Published 12:05 am Saturday, November 6, 2021
Recently Lamar State College Orange acquired new property. One use of the property was decided to be an area for use by students and residents. It would be dedicated in memory and honor of Clarence “Gatemouth” Brown. In his remarks that day, LSCO President Dr. Thomas Johnson said, “I am so proud that there is a plaza to honor the incredible legacy of Orange’s own Gatemouth Brown, and that this place is here at Lamar State College Orange. The plaza offers students and residents a place to visit and relax.
There is a place for students to plug in their laptops and phones. The design creates a gator skin design as the sun shines through it.”
Brown was born in Vinton, Louisiana on April 18, 1924. His family moved to Orange when he was just a baby. Brown’s father, a railroad worker taught him to play fiddle when he was five years old. By age 10, he was playing a guitar. His father also taught him to play piano.
His father was a railroad worker and local musician who played Country, Cajun, and Bluegrass music.
Throughout his career Gatemouth Brown preformed a variety of music styles on instruments that included guitar, fiddle, piano, drums, harmonica, mandolin, and viola.
By his teenage years, Brown was playing drums in area swing bands. He was called “Gatemouth” because he had such a deep voice.
He served in the military during World War II, after leaving the military he first located in San Antonio, later he moved to Houston where he found work at the Bronze Peacock Nightclub.
In 1947 at a T-Bone Walker concert, Walker became ill and could not finish the show. Brown went onstage, picked up a guitar and began to play “Gatemouth Boogie” a song he had just written. The audience was very enthusiastic, as was the club owner Don Robey. Robey arranged for Brown to sign a contract with Aladdin Records of Los Angeles.
The first record was not as successful as Robey had hoped, so he started his own label, Peacock Records. Brown’s first single with Peacock, “Mary’s So Fine” went to number five on the Rhythm and Blues charts in 1949. Afterward Robey picked Brown to be the front man for a 23 piece orchestra.
Brown became frustrated with being strictly a R&B man and left Peacock records in 1961. He held a variety of jobs, due to his leaving Robey, and Robey harboring a grudge against Brown, Robey caused difficulties in Brown’s efforts to find music jobs.
Brown served as a bandleader on the Dallas syndicated television show “The !!! Beat” in 1966. He also served as a deputy sheriff in New Mexico in the late 60s. He moved to Nashville and appeared a few times on Hee Haw, the country music show.
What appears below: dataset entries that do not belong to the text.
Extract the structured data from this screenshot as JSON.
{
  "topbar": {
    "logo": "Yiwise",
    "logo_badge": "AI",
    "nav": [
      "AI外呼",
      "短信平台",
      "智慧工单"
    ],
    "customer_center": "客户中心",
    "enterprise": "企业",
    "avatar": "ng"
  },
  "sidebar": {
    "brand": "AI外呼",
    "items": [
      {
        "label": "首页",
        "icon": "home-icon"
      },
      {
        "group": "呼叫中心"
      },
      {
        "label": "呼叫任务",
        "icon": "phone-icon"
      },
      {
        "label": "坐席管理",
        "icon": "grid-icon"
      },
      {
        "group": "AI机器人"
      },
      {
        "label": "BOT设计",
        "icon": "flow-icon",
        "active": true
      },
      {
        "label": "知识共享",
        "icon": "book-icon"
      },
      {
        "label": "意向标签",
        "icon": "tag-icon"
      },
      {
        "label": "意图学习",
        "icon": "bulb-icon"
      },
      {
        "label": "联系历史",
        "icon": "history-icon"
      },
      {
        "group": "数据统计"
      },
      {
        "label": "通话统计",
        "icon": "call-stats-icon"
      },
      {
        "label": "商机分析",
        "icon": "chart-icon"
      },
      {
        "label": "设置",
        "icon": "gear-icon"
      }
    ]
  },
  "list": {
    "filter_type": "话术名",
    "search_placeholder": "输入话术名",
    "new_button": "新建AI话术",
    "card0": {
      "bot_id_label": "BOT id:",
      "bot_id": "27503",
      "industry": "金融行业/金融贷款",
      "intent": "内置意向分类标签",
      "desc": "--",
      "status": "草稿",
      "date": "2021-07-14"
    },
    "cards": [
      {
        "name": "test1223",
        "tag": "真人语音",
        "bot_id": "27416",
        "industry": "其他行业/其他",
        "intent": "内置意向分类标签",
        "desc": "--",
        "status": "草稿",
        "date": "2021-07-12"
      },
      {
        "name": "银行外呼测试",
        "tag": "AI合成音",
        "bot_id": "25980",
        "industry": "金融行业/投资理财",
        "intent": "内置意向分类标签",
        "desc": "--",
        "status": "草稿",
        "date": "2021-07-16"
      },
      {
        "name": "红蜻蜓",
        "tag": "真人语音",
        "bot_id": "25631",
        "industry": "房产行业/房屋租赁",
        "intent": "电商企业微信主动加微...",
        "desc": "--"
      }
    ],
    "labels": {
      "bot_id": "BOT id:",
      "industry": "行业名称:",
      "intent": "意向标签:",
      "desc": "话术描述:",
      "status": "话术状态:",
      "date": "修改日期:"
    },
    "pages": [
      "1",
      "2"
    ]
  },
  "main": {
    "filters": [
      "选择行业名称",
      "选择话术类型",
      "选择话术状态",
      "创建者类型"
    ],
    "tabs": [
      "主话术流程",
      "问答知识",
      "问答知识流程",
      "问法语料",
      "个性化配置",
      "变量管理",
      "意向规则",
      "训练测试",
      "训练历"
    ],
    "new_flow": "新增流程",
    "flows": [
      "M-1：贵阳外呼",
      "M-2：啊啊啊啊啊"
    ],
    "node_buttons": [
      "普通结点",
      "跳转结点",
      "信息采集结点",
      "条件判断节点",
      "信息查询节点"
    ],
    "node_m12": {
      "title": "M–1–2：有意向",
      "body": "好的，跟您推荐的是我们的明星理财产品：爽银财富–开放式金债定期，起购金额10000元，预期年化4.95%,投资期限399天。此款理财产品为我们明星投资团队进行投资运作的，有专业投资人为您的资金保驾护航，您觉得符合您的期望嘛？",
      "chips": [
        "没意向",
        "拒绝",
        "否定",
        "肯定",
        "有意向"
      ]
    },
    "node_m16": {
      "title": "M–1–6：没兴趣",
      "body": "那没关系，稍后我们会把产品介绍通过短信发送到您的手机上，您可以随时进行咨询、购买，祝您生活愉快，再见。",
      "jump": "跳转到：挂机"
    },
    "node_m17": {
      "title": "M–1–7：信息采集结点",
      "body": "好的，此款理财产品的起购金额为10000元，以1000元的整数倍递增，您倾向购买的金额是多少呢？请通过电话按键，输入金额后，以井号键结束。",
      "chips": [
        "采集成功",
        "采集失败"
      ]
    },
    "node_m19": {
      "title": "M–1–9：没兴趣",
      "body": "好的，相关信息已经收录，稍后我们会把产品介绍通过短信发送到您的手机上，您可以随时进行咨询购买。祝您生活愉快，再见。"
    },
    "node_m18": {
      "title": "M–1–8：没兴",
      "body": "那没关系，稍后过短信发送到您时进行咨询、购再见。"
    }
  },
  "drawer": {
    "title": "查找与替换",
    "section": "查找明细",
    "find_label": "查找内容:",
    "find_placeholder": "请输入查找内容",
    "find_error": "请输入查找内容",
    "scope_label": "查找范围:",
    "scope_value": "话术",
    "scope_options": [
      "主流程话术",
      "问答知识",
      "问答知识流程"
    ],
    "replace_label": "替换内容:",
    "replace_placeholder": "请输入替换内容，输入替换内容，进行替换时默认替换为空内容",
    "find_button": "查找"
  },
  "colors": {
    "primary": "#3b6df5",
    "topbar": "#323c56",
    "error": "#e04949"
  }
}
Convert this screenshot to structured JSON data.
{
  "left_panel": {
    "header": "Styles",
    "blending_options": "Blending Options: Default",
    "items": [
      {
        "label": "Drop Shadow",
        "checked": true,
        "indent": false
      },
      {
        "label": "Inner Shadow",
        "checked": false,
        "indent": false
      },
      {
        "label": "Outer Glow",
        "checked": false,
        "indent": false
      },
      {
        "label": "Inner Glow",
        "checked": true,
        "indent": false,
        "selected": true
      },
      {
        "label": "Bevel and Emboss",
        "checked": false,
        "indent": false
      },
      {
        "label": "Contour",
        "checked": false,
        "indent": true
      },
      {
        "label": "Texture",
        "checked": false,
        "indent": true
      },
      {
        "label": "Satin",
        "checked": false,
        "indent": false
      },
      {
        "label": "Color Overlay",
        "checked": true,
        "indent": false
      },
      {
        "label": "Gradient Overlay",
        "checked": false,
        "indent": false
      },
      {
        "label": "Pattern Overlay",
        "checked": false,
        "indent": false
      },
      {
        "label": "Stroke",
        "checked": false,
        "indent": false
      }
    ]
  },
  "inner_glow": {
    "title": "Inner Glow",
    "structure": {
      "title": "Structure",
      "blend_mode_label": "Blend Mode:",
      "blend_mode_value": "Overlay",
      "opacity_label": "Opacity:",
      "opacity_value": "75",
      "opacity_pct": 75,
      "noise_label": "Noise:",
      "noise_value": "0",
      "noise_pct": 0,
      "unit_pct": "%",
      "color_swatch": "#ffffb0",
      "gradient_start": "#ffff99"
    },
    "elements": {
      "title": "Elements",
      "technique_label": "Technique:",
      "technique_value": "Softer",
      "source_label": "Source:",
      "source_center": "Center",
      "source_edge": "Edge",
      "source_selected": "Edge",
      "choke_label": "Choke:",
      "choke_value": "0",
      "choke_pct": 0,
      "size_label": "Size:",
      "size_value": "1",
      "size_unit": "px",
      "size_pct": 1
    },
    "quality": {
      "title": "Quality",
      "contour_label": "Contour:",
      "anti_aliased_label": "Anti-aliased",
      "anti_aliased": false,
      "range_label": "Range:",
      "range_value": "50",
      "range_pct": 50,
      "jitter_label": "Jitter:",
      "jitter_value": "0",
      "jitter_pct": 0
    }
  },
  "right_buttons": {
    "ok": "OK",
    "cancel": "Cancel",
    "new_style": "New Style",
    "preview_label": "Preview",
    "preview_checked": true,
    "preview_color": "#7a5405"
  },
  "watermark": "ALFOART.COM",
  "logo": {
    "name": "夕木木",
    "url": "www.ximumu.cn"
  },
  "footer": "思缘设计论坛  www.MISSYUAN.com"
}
During this time, he recorded a well-received country music album with Roy Clark.
The 1970s restarted his career, preforming in a range of styles for which he became famous, Country, Jazz, Cajun, Blues, and Rhythm and Blues. He began touring again throughout the United States, Europe, and worldwide. Several times he toured as a music ambassador for the United States State Department.
In 1982, he received a Grammy Award for Best Traditional Blues Album. The re-release of some of his earlier Peacock albums brought him more acclaim. He won eight W.C. Handy Awards. He received the Rhythm and Blues Foundation’s Pioneer Award in 1977 and was inducted into the Blues Foundation Hall of Fame in 1999.
In 2004, he was diagnosed with lung cancer. He was given only a fifteen percent chance of survival after undergoing chemotherapy, so he decided to forgo that treatment.
Despite his failing health he continued to perform including an appearance at the New Orleans Jazz Festival in April 2005. He was living in Slidell, Louisiana when Hurricane Katrina approached his area. He decided to move to his brother’s home in Orange to avoid the storm. He died there on September 10, 2005.
Brown was given a military funeral in honor of his WWII service and laid to rest in Hollywood Cemetery in Orange.
Brown is honored as a music legend in the Museum of the . Coast’s Music Hall of Fame in Port Arthur, Texas. A Texas Historical Marker honoring Brown was dedicated at his gravesite in 2012.
“And now you know.”